(What needs to be done) Print the records exactly as given.

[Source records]
:::

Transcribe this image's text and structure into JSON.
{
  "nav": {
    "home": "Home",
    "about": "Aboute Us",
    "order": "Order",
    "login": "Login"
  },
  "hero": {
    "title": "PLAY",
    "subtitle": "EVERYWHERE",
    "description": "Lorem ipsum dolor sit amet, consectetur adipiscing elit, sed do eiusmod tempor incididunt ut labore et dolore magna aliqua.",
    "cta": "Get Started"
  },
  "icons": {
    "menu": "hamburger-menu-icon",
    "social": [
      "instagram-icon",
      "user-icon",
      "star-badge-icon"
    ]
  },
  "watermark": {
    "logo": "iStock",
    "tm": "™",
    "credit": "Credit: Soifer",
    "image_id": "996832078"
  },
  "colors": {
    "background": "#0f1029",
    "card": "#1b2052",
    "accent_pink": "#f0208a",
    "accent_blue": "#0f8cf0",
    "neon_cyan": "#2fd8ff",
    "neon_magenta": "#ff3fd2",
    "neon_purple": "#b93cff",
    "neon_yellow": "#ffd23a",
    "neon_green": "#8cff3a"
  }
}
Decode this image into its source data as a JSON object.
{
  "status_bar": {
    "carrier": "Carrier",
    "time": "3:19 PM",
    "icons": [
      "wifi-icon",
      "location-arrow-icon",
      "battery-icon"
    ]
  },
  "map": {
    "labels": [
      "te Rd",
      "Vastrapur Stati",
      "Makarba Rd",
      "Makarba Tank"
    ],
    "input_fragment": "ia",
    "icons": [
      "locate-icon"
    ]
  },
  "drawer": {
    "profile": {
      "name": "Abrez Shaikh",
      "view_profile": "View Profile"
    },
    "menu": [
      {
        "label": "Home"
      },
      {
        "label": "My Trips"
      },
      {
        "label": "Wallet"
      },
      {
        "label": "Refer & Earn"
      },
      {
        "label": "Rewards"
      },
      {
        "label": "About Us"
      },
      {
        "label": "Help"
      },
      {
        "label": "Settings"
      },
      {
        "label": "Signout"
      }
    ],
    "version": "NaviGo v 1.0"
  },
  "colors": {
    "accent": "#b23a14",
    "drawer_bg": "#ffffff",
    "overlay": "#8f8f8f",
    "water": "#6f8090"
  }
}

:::

(Answer space)
Transcribe this image's text and structure into JSON.
{
  "nav": {
    "home": "Home",
    "about": "Aboute Us",
    "order": "Order",
    "login": "Login"
  },
  "hero": {
    "title": "PLAY",
    "subtitle": "EVERYWHERE",
    "description": "Lorem ipsum dolor sit amet, consectetur adipiscing elit, sed do eiusmod tempor incididunt ut labore et dolore magna aliqua.",
    "cta": "Get Started"
  },
  "icons": {
    "menu": "hamburger-menu-icon",
    "social": [
      "instagram-icon",
      "user-icon",
      "star-badge-icon"
    ]
  },
  "watermark": {
    "logo": "iStock",
    "tm": "™",
    "credit": "Credit: Soifer",
    "image_id": "996832078"
  },
  "colors": {
    "background": "#0f1029",
    "card": "#1b2052",
    "accent_pink": "#f0208a",
    "accent_blue": "#0f8cf0",
    "neon_cyan": "#2fd8ff",
    "neon_magenta": "#ff3fd2",
    "neon_purple": "#b93cff",
    "neon_yellow": "#ffd23a",
    "neon_green": "#8cff3a"
  }
}
Decode this image into its source data as a JSON object.
{
  "status_bar": {
    "carrier": "Carrier",
    "time": "3:19 PM",
    "icons": [
      "wifi-icon",
      "location-arrow-icon",
      "battery-icon"
    ]
  },
  "map": {
    "labels": [
      "te Rd",
      "Vastrapur Stati",
      "Makarba Rd",
      "Makarba Tank"
    ],
    "input_fragment": "ia",
    "icons": [
      "locate-icon"
    ]
  },
  "drawer": {
    "profile": {
      "name": "Abrez Shaikh",
      "view_profile": "View Profile"
    },
    "menu": [
      {
        "label": "Home"
      },
      {
        "label": "My Trips"
      },
      {
        "label": "Wallet"
      },
      {
        "label": "Refer & Earn"
      },
      {
        "label": "Rewards"
      },
      {
        "label": "About Us"
      },
      {
        "label": "Help"
      },
      {
        "label": "Settings"
      },
      {
        "label": "Signout"
      }
    ],
    "version": "NaviGo v 1.0"
  },
  "colors": {
    "accent": "#b23a14",
    "drawer_bg": "#ffffff",
    "overlay": "#8f8f8f",
    "water": "#6f8090"
  }
}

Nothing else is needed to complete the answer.